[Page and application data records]
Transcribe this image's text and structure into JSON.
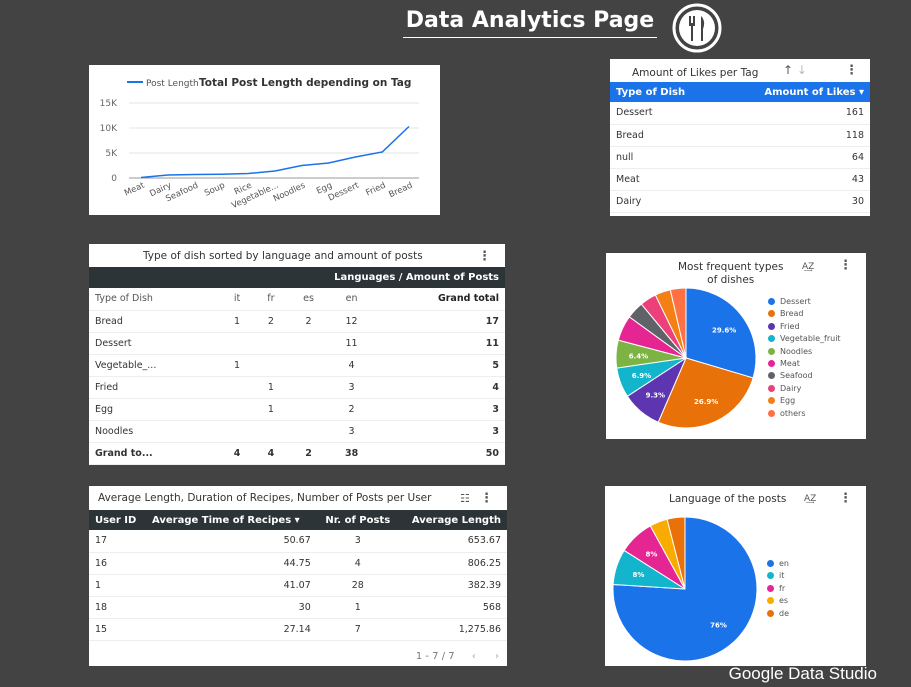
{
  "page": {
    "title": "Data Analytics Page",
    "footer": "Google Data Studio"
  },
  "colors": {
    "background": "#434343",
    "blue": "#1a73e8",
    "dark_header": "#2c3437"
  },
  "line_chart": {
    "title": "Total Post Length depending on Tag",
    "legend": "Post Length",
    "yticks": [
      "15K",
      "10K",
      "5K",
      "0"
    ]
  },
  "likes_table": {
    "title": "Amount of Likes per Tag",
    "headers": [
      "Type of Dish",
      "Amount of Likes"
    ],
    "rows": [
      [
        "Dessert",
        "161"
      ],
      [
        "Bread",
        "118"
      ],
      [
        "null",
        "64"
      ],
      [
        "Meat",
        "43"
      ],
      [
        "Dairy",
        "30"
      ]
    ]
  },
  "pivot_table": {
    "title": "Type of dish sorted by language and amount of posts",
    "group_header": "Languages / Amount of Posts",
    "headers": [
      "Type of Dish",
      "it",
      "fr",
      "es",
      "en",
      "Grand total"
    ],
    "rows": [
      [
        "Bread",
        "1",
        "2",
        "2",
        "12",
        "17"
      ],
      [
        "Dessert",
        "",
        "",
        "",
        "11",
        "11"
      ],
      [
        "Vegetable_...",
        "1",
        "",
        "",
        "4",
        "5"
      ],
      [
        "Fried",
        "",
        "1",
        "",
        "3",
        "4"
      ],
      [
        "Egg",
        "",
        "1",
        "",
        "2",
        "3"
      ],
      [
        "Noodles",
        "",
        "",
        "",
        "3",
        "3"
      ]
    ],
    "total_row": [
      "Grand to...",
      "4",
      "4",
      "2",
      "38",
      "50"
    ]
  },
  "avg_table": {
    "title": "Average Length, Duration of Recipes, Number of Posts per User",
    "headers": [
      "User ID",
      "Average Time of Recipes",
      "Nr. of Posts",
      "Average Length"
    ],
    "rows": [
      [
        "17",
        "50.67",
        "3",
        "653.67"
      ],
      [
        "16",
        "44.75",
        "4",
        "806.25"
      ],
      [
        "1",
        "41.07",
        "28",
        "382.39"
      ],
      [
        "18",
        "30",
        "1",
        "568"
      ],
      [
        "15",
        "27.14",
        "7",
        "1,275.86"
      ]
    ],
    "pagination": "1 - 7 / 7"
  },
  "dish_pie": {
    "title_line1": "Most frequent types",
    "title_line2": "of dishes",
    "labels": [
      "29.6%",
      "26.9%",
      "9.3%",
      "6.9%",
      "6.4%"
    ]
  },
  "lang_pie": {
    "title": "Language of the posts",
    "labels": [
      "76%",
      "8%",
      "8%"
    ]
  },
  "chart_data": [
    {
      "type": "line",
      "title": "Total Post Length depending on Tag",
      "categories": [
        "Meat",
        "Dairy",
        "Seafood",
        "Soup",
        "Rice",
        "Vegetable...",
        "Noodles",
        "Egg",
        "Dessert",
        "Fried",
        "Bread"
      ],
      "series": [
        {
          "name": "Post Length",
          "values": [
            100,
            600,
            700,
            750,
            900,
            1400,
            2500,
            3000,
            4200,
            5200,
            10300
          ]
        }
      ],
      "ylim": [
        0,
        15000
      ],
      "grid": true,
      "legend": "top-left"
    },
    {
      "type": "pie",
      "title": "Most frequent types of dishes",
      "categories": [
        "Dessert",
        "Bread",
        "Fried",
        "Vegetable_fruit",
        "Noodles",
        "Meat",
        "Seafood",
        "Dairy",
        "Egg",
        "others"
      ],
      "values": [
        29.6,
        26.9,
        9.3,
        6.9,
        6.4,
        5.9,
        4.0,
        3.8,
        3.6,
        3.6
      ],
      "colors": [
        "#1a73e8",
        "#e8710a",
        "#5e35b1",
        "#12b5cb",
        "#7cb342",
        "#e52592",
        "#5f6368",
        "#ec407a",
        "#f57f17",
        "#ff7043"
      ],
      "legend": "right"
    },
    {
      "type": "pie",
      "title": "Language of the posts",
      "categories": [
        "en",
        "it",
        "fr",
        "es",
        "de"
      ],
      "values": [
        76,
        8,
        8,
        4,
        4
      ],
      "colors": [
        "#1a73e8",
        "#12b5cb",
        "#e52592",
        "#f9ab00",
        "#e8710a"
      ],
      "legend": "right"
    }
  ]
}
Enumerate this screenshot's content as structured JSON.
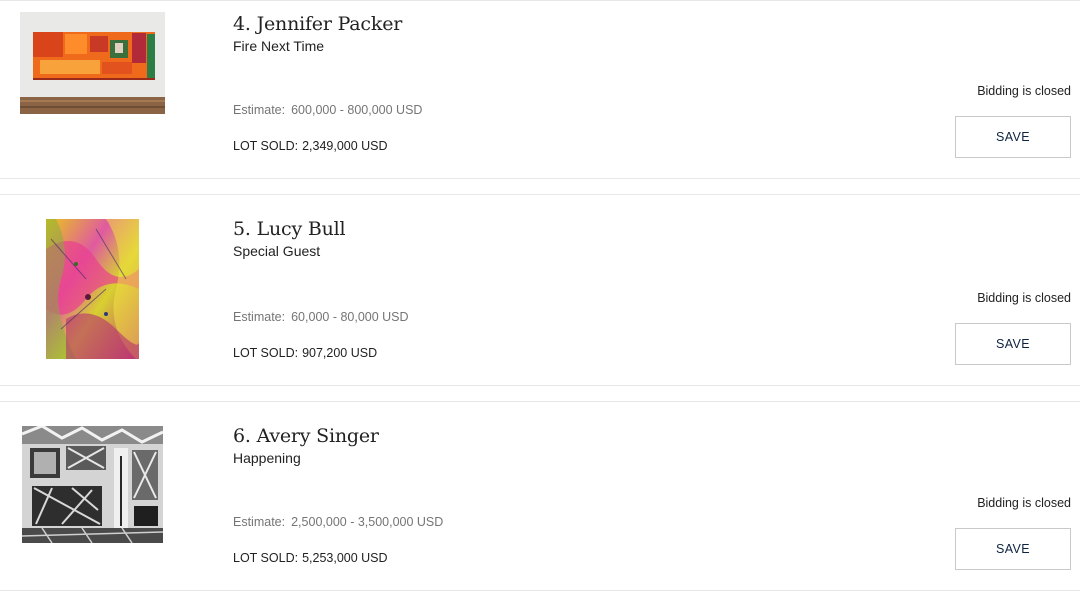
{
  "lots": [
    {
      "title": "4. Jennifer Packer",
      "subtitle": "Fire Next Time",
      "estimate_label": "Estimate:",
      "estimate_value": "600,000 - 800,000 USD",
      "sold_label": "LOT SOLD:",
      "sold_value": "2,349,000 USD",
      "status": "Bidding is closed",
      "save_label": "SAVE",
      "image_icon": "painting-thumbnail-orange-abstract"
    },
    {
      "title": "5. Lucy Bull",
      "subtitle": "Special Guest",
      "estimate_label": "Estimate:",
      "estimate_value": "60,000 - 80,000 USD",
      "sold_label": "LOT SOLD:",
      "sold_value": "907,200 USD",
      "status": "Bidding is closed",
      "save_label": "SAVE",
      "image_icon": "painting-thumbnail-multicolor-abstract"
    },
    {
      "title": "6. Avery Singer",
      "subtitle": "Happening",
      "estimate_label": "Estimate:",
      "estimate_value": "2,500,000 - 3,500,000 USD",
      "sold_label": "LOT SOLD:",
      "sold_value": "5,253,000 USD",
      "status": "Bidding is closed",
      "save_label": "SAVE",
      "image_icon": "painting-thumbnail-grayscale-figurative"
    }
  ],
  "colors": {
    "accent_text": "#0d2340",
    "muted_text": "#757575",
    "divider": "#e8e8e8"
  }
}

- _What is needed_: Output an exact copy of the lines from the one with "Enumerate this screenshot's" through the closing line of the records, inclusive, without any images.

- _Response area_:
Enumerate this screenshot's content as structured JSON.
{
  "lots": [
    {
      "title": "4. Jennifer Packer",
      "subtitle": "Fire Next Time",
      "estimate_label": "Estimate:",
      "estimate_value": "600,000 - 800,000 USD",
      "sold_label": "LOT SOLD:",
      "sold_value": "2,349,000 USD",
      "status": "Bidding is closed",
      "save_label": "SAVE",
      "image_icon": "painting-thumbnail-orange-abstract"
    },
    {
      "title": "5. Lucy Bull",
      "subtitle": "Special Guest",
      "estimate_label": "Estimate:",
      "estimate_value": "60,000 - 80,000 USD",
      "sold_label": "LOT SOLD:",
      "sold_value": "907,200 USD",
      "status": "Bidding is closed",
      "save_label": "SAVE",
      "image_icon": "painting-thumbnail-multicolor-abstract"
    },
    {
      "title": "6. Avery Singer",
      "subtitle": "Happening",
      "estimate_label": "Estimate:",
      "estimate_value": "2,500,000 - 3,500,000 USD",
      "sold_label": "LOT SOLD:",
      "sold_value": "5,253,000 USD",
      "status": "Bidding is closed",
      "save_label": "SAVE",
      "image_icon": "painting-thumbnail-grayscale-figurative"
    }
  ],
  "colors": {
    "accent_text": "#0d2340",
    "muted_text": "#757575",
    "divider": "#e8e8e8"
  }
}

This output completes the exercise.